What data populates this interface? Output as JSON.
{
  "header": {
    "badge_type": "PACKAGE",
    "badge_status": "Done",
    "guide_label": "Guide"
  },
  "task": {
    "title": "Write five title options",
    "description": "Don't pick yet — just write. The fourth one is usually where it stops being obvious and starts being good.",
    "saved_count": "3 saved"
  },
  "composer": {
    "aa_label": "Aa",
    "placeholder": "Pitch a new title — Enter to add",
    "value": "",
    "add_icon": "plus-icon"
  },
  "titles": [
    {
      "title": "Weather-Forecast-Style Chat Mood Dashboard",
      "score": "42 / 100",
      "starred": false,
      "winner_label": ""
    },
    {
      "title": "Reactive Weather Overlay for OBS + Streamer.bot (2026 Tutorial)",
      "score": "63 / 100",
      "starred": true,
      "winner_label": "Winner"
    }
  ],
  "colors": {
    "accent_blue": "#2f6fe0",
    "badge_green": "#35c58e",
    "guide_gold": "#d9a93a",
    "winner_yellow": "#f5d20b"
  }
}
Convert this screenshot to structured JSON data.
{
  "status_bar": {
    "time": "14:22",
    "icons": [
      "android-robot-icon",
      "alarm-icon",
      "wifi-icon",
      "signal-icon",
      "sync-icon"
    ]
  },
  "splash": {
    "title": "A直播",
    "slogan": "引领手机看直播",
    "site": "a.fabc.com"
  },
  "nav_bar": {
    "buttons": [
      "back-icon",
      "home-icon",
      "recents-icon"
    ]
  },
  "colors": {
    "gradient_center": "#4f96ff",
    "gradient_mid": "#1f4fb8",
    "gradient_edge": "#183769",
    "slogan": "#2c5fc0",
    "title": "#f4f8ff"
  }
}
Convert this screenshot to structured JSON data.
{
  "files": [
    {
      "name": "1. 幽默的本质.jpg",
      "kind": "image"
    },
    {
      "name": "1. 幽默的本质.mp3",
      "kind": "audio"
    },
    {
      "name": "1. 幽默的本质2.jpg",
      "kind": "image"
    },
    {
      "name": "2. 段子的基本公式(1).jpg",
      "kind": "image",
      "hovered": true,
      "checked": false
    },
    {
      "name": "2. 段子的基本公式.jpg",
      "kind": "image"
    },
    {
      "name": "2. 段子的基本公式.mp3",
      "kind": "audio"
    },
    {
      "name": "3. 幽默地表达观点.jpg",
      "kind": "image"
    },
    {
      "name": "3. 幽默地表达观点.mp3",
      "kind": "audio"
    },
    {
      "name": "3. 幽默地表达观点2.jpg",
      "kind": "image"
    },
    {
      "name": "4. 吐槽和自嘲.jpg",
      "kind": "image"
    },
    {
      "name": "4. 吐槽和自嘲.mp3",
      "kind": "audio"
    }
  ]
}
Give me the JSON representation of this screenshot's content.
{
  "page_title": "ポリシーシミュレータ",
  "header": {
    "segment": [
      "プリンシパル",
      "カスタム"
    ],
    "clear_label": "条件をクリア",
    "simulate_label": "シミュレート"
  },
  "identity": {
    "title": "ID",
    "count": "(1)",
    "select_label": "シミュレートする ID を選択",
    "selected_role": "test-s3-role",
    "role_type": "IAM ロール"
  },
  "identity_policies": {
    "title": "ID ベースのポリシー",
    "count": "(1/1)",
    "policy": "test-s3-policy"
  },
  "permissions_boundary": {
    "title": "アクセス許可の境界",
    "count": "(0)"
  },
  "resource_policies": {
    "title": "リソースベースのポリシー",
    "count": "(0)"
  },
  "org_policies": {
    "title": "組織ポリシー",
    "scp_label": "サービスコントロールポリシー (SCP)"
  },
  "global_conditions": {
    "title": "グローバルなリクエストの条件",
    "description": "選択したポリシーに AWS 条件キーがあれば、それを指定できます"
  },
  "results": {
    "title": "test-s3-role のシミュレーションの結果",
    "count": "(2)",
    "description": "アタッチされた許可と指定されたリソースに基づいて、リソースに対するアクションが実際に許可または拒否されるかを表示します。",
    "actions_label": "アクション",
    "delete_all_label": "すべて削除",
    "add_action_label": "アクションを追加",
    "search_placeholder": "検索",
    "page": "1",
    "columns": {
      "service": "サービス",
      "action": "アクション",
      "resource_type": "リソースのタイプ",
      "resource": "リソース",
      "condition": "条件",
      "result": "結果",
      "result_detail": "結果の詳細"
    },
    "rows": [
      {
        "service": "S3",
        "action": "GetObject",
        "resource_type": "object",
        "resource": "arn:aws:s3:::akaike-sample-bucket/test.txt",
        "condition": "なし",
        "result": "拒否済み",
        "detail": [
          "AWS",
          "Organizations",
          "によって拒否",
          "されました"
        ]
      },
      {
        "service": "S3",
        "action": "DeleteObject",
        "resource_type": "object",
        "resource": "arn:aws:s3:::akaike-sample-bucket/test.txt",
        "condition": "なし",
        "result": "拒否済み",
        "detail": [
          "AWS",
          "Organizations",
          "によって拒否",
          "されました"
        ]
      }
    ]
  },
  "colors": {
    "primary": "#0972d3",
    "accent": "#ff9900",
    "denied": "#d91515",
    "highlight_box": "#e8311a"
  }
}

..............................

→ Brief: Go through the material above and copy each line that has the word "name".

→ Result of this task:
      "name": "1. 幽默的本质.jpg",
      "name": "1. 幽默的本质.mp3",
      "name": "1. 幽默的本质2.jpg",
      "name": "2. 段子的基本公式(1).jpg",
      "name": "2. 段子的基本公式.jpg",
      "name": "2. 段子的基本公式.mp3",
      "name": "3. 幽默地表达观点.jpg",
      "name": "3. 幽默地表达观点.mp3",
      "name": "3. 幽默地表达观点2.jpg",
      "name": "4. 吐槽和自嘲.jpg",
      "name": "4. 吐槽和自嘲.mp3",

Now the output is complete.